Dataset items

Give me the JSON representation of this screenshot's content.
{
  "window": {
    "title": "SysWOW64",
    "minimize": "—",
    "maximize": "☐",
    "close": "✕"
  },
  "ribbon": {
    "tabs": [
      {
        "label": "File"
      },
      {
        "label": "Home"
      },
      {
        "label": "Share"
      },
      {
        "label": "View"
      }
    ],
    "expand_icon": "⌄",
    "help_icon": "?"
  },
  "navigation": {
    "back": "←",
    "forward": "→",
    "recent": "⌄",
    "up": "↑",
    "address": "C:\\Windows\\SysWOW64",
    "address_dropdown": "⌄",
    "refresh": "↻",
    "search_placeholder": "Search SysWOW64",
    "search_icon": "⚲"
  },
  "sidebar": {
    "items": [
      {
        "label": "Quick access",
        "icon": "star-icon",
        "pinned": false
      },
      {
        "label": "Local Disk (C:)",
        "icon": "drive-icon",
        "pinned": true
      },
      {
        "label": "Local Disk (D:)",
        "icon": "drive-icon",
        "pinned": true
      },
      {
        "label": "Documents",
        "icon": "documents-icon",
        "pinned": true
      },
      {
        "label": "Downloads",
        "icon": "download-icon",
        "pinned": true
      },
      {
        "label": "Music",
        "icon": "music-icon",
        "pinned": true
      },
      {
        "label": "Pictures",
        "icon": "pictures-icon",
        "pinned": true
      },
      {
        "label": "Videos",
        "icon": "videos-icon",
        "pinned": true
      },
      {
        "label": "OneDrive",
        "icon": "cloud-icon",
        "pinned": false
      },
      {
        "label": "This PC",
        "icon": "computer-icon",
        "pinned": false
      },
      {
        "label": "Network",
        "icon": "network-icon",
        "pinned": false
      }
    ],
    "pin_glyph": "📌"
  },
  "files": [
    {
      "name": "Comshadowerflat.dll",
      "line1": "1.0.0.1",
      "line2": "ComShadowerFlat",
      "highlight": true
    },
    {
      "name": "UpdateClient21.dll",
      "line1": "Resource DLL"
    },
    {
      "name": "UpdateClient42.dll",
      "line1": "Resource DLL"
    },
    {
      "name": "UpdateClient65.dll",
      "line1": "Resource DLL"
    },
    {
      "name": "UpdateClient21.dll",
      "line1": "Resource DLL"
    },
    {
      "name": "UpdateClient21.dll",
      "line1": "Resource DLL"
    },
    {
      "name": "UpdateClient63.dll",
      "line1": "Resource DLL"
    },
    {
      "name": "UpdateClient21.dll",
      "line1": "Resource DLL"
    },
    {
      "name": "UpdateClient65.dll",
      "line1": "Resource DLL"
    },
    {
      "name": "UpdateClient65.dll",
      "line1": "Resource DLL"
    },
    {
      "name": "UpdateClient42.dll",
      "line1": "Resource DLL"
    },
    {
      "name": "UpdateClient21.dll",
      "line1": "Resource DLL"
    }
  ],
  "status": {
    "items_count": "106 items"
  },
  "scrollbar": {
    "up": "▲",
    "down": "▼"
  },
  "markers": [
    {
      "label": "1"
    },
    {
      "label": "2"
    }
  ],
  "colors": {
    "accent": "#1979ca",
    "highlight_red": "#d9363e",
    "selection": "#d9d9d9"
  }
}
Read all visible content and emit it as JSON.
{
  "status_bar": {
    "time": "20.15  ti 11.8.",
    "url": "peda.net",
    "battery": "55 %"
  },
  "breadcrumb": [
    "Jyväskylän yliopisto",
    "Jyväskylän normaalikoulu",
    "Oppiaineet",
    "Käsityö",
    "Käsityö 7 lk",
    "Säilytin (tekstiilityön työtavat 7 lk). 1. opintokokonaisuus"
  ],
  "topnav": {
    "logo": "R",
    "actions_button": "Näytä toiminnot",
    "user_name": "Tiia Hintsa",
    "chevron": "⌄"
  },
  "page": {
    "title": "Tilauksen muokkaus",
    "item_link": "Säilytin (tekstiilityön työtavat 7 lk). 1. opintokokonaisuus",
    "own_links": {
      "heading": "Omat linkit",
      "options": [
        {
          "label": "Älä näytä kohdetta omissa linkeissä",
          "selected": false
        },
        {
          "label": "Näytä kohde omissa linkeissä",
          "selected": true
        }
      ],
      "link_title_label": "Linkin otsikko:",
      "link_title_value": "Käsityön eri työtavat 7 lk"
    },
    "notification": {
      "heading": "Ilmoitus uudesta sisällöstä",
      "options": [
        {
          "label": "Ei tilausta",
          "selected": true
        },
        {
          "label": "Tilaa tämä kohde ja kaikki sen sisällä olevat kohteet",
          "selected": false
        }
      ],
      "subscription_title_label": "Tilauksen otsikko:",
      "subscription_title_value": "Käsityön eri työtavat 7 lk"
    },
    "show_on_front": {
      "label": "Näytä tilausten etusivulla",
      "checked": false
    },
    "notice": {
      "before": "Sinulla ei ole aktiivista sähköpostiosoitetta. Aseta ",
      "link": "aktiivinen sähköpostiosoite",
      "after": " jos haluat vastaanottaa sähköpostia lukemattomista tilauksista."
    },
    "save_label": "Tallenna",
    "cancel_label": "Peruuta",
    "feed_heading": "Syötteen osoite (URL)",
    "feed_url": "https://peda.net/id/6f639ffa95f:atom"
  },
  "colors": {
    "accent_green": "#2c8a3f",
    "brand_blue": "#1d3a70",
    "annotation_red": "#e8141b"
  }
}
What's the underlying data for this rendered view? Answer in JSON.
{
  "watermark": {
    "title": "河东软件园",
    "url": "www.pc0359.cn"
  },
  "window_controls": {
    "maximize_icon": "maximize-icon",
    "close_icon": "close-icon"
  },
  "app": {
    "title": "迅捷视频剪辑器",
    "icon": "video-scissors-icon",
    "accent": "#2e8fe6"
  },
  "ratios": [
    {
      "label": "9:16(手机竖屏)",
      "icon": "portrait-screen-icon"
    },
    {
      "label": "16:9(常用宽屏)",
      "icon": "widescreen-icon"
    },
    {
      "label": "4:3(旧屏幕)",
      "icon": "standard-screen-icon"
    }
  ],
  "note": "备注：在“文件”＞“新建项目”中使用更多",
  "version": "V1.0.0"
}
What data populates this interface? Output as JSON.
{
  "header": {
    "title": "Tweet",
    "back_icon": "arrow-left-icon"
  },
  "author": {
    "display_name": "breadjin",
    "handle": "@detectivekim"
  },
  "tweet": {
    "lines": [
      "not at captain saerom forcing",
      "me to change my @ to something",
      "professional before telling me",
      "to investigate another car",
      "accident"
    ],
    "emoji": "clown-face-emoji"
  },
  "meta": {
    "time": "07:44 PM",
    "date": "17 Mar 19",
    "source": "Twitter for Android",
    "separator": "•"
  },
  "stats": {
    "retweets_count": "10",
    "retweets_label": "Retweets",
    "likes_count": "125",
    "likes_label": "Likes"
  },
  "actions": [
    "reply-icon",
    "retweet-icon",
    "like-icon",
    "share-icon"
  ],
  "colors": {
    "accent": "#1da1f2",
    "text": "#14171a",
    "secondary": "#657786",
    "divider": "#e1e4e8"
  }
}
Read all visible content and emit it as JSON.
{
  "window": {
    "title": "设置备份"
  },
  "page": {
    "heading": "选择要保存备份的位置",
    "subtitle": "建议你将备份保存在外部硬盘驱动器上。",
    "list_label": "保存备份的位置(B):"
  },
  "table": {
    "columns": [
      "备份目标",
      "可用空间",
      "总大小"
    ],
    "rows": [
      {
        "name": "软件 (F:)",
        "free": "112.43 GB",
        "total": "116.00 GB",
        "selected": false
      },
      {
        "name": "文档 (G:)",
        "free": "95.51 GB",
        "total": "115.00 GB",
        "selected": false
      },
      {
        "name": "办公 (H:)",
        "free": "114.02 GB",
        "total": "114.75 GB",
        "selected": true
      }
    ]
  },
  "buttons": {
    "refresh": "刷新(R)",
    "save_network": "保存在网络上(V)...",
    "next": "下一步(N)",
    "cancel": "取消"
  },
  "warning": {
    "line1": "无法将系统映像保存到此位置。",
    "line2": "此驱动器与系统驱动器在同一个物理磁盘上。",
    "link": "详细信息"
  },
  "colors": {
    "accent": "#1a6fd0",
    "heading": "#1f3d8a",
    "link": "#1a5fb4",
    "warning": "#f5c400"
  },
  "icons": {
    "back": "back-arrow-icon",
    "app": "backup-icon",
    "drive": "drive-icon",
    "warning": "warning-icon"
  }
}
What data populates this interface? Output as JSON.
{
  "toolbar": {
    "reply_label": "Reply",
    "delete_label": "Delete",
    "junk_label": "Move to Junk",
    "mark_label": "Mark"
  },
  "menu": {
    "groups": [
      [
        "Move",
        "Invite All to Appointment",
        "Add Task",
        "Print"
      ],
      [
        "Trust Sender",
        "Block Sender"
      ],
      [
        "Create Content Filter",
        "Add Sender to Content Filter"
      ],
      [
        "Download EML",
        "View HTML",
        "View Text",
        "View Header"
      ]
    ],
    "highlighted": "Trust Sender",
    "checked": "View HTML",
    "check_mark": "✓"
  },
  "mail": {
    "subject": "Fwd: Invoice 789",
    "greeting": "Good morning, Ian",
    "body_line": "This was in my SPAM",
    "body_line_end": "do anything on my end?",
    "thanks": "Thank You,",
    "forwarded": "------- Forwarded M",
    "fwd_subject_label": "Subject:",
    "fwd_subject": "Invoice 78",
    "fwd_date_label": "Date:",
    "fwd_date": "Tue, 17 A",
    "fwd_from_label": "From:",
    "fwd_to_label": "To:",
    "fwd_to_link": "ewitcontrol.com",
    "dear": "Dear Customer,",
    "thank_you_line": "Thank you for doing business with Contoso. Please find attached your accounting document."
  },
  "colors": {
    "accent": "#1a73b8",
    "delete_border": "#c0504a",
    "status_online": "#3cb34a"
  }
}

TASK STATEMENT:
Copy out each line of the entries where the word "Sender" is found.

EXERCISE RESULT:
        "Trust Sender",
        "Block Sender"
        "Add Sender to Content Filter"
    "highlighted": "Trust Sender",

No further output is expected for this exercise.